But the answer is strong, responsible parties. No other developed nation has parties as susceptible to the cults of personality and gusts of populism’s scolding winds as the U.S. We have systematically gutted the power of our parties to choose candidates (because primaries! because the people! end the power of elites!). No Progressive can speak the solution, without being thrown out of the movement, but the answer is: bring back the smoke-filled room. The only way to control populism is to let parties choose the candidates who will run for office, and who will carry their message in the districts and vote their program in the halls of Congress.

Aviezer Tucker’s Democracy against Liberalism looks at a different problem, but dealing with populism is an important part of his analysis. Tucker tries to disabuse the reader, politely but firmly, of the notion that liberal societies are a proper subset of democracies. True, there are some democracies that are illiberal, but there are also some liberal societies that are not democratic. The book poses some “types” that are opposed: technocracy against populism, democracy against authoritarianism, and liberalism against illiberalism. This would suggest a 2x2x2 cube of types, but not all of the boxes actually correspond to nations in the world, at least not nations that survive for long.

The types tend to move in predictable ways. Communist or authoritarian regimes often begin as revolutionary populist movements, and become technocratic or at least bureaucratized by party elites (Cuba, North Korea). Taiwan and South Korea were authoritarian, but with relatively liberal economies, and moved toward democracy. As the title suggests, Tucker is interested in the tensions in countries that are democratic, but which devolve into illiberal populism (Argentina). To gain power, populist movements must break the existing institutions and dissolve the constitutional systems of checks and balances that all liberal societies have in some form.

The triumphalism of the “end of political history” period of the 1990s and early 2000s, where it was taken for granted that everyone wanted liberal democracy and would embrace it without question, is ebbing fast. Illiberal institutions, driven by populisms of the left and the right, are growing in size and strength in Brazil, Hungary, India, Poland, and Turkey, and possibly in the United States.
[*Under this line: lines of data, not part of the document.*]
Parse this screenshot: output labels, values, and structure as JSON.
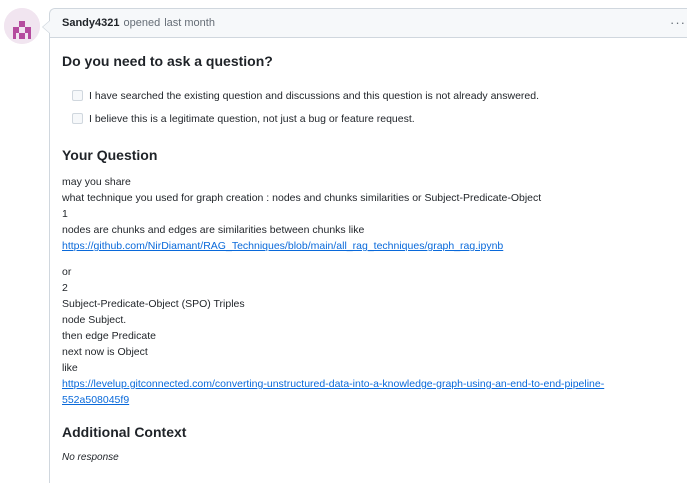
{
  "header": {
    "author": "Sandy4321",
    "action": "opened",
    "time": "last month",
    "more_icon": "kebab-horizontal-icon"
  },
  "colors": {
    "link": "#0969da",
    "border": "#d0d7de",
    "header_bg": "#f6f8fa",
    "avatar_magenta": "#b54b9e"
  },
  "form": {
    "question_heading": "Do you need to ask a question?",
    "checkboxes": [
      {
        "label": "I have searched the existing question and discussions and this question is not already answered.",
        "checked": false
      },
      {
        "label": "I believe this is a legitimate question, not just a bug or feature request.",
        "checked": false
      }
    ],
    "your_question_heading": "Your Question",
    "lines1": [
      "may you share",
      "what technique you used for graph creation : nodes and chunks similarities or Subject-Predicate-Object",
      "1",
      "nodes are chunks and edges are similarities between chunks like"
    ],
    "link1": "https://github.com/NirDiamant/RAG_Techniques/blob/main/all_rag_techniques/graph_rag.ipynb",
    "lines2": [
      "or",
      "2",
      "Subject-Predicate-Object (SPO) Triples",
      "node Subject.",
      "then edge Predicate",
      "next now is Object",
      "like"
    ],
    "link2_line1": "https://levelup.gitconnected.com/converting-unstructured-data-into-a-knowledge-graph-using-an-end-to-end-pipeline-",
    "link2_line2": "552a508045f9",
    "additional_heading": "Additional Context",
    "additional_value": "No response"
  }
}
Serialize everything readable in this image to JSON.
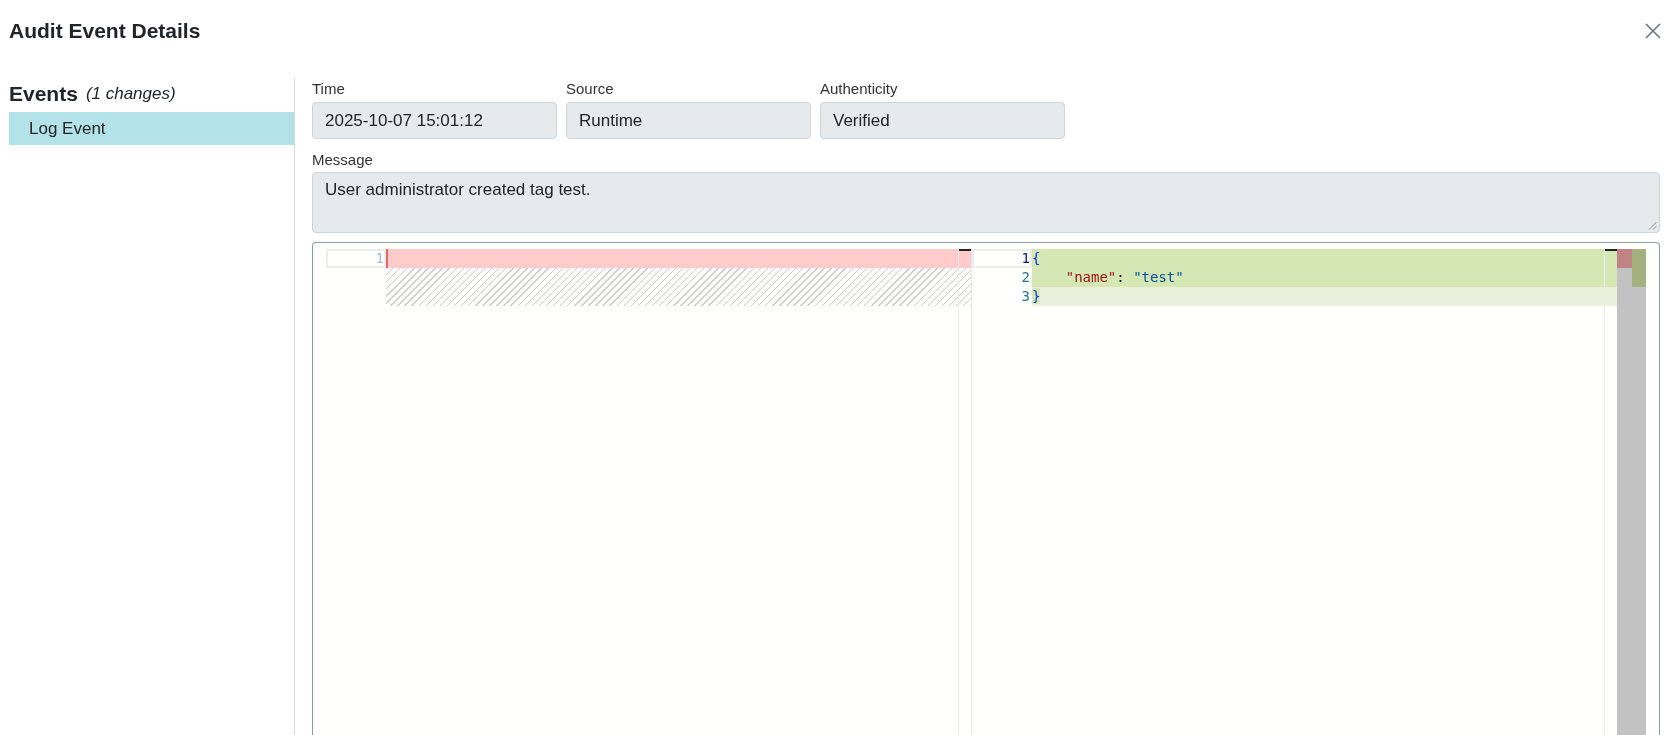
{
  "dialog": {
    "title": "Audit Event Details"
  },
  "events": {
    "heading": "Events",
    "count": "(1 changes)",
    "items": [
      {
        "label": "Log Event",
        "selected": true
      }
    ]
  },
  "fields": [
    {
      "label": "Time",
      "value": "2025-10-07 15:01:12",
      "disabled": true
    },
    {
      "label": "Source",
      "value": "Runtime",
      "disabled": true
    },
    {
      "label": "Authenticity",
      "value": "Verified",
      "disabled": true
    }
  ],
  "message": {
    "label": "Message",
    "value": "User administrator created tag test.",
    "disabled": true
  },
  "diff": {
    "panes": [
      {
        "kind": "original",
        "lines": [
          {
            "number": "1",
            "kind": "removed",
            "newline_changed": true,
            "current": true
          }
        ]
      },
      {
        "kind": "modified",
        "lines": [
          {
            "number": "1",
            "kind": "added",
            "newline_changed": true,
            "current": true,
            "tokens": [
              {
                "text": "{",
                "kind": "bracket"
              }
            ]
          },
          {
            "number": "2",
            "kind": "added",
            "newline_changed": true,
            "current": false,
            "tokens": [
              {
                "text": "    \"name\"",
                "kind": "key"
              },
              {
                "text": ": ",
                "kind": "punctuation"
              },
              {
                "text": "\"test\"",
                "kind": "string"
              }
            ]
          },
          {
            "number": "3",
            "kind": "added",
            "newline_changed": false,
            "current": false,
            "tokens": [
              {
                "text": "}",
                "kind": "bracket"
              }
            ]
          }
        ]
      }
    ]
  }
}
Tucker is quite fair to what scholars in North America and Europe call the “public choice tradition”: he ignores absolutely all of it. Remarkably, nearly 10% of the total references in the book are to works written by Tucker himself. Not even William Riker’s 1982 book, Liberalism against Populism: A Confrontation between the Theory of Democracy and the Theory of Social Choice (San Francisco, CA: W.H. Freeman) is referenced.

This is unfortunate, because in some ways Tucker’s point is that we know quite a lot about how institutions and constitutions work. Populist, illiberal governments, whether authoritarian or democratic, tend to be unstable (for reasons Riker demonstrated forty years ago). The hope is that this populist paroxysm will be brief, and that liberal institutions can be rebuilt. Tucker is more hopeful that liberal policies will carry the day, including education and wealth redistribution, robbing populist movements of the fuel they need to burn things down.

Democracy against Liberalism is in some ways a book of its specific time, advancing no large themes and revealing no surprising truths that will lead to it being read twenty years from now. And it is not informed by the literature on why liberal constitutions have produced stability and prosperity in places where liberalism thrives. Still, it’s worth reading, because Tucker is able to synthesize the myriad apparently unrelated events in many nations, and give it some coherence as a way of understanding larger trends. I recommend it.

Michael C. Munger
Duke University